Insure Your Property
The National Flood Insurance Program (NFIP) is a federal program enabling property owners in participating communities to purchase flood insurance on eligible buildings and contents, whether they are in or out of a floodplain. This community participates in the NFIP, making federally backed flood insurance available to its homeowners, renters, condo owners/renters, and commercial owners/renters. Costs vary depending on how much insurance is purchased, what it covers and the property's flood risk.
All policy forms provide coverage for buildings and contents. However, you might want to discuss insuring personal property with your agent, since contents coverage is optional. Typically, there's a 30-day waiting period from date of purchase before your policy goes into effect. That means now is the best time to buy flood insurance.
To find out more about flood insurance and who writes flood insurance in your area visit www.floodsmart.gov.
Mandatory Purchase Requirement:
Pursuant to the Flood Disaster Protection Act of 1973 and the National Flood Insurance Reform Act of 1994, the purchase of flood insurance is mandatory for all federal or federally related financial assistance for the acquisition and/or construction of buildings in Special Flood Hazard Areas (SFHAs). An SFHA is defined as any A or V flood zone on a Federal Emergency Management Agency (FEMA) Flood Insurance Rate Map (FIRM).
The mandatory purchase requirement also applies to secured loans from such financial institutions as commercial lenders, savings and loan associations, savings banks, and credit unions that are regulated, supervised, or insured by federal agencies, such as the Federal Reserve, the Federal Deposit Insurance Corporation, the Comptroller of Currency, the Farm Credit Administration, the Office of Thrift Supervision, and the National Credit Union Administration. It further applies to all loans purchased by Fannie Mae or Freddie Mac in the secondary mortgage market.

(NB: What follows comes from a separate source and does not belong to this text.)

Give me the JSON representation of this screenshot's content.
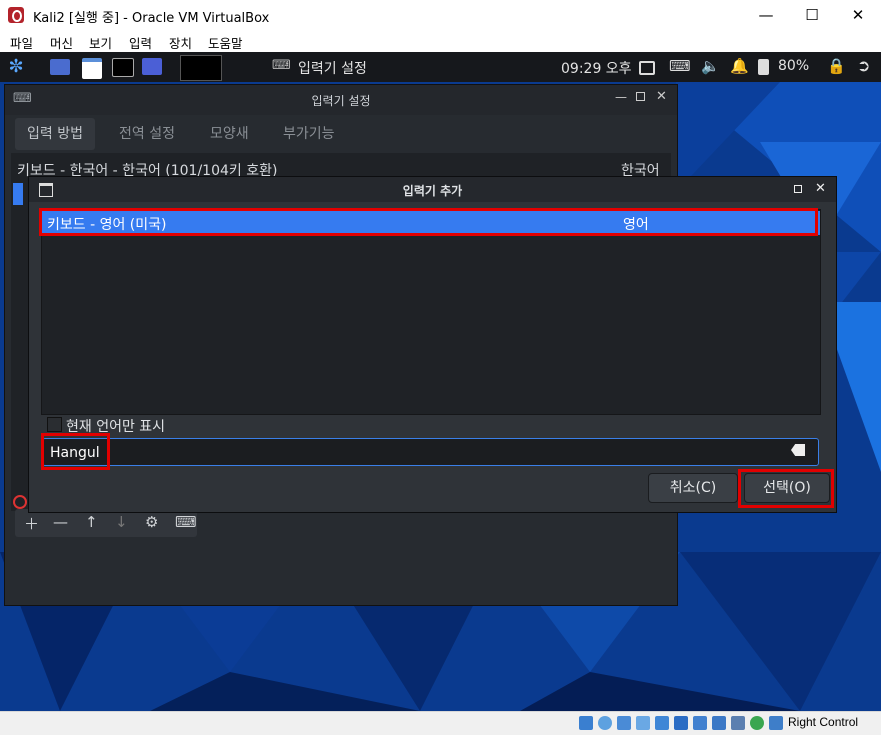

Federal financial assistance programs affected by the laws include loans and grants from agencies such as the Department of Veterans Affairs, Farmers Home Administration, Federal Housing Administration, Small Business Administration, and FEMA disaster assistance.
How it Works:
When making, increasing, renewing, or extending any type of federally backed loan, lenders are required to conduct a flood zone determination using the most current FEMA FIRM to determine if any part of the building is located in an SFHA. If the building is in an SFHA, the federal agency or lender is required by law to provide written notification to the borrower that flood insurance is mandatory as a condition of the loan. Even though a portion of real property on which a building is located may lie within an SFHA, the purchase and notification requirements do not apply unless the building itself, or some part of the building, is in the SFHA. However, lenders, on their own initiative, may require the purchase of flood insurance even if a building is located outside an SFHA. Up to 25% of all NFIP flood losses arise from outside SFHAs (B, C, and X Zones).
Under federal regulations, the required coverage must equal the amount of the loan (excluding appraised value of the land) or the maximum amount of insurance available from the NFIP, whichever is less.
How much flood insurance coverage is available?
Flood coverage limits for a standard flood policy are:
| Coverage Type||Coverage Limit|
|One to four-family structure||$250,000|
|One to four-family home contents||$100,000|
|Other residential structures||$500,000|
|Other residential contents||$100,000|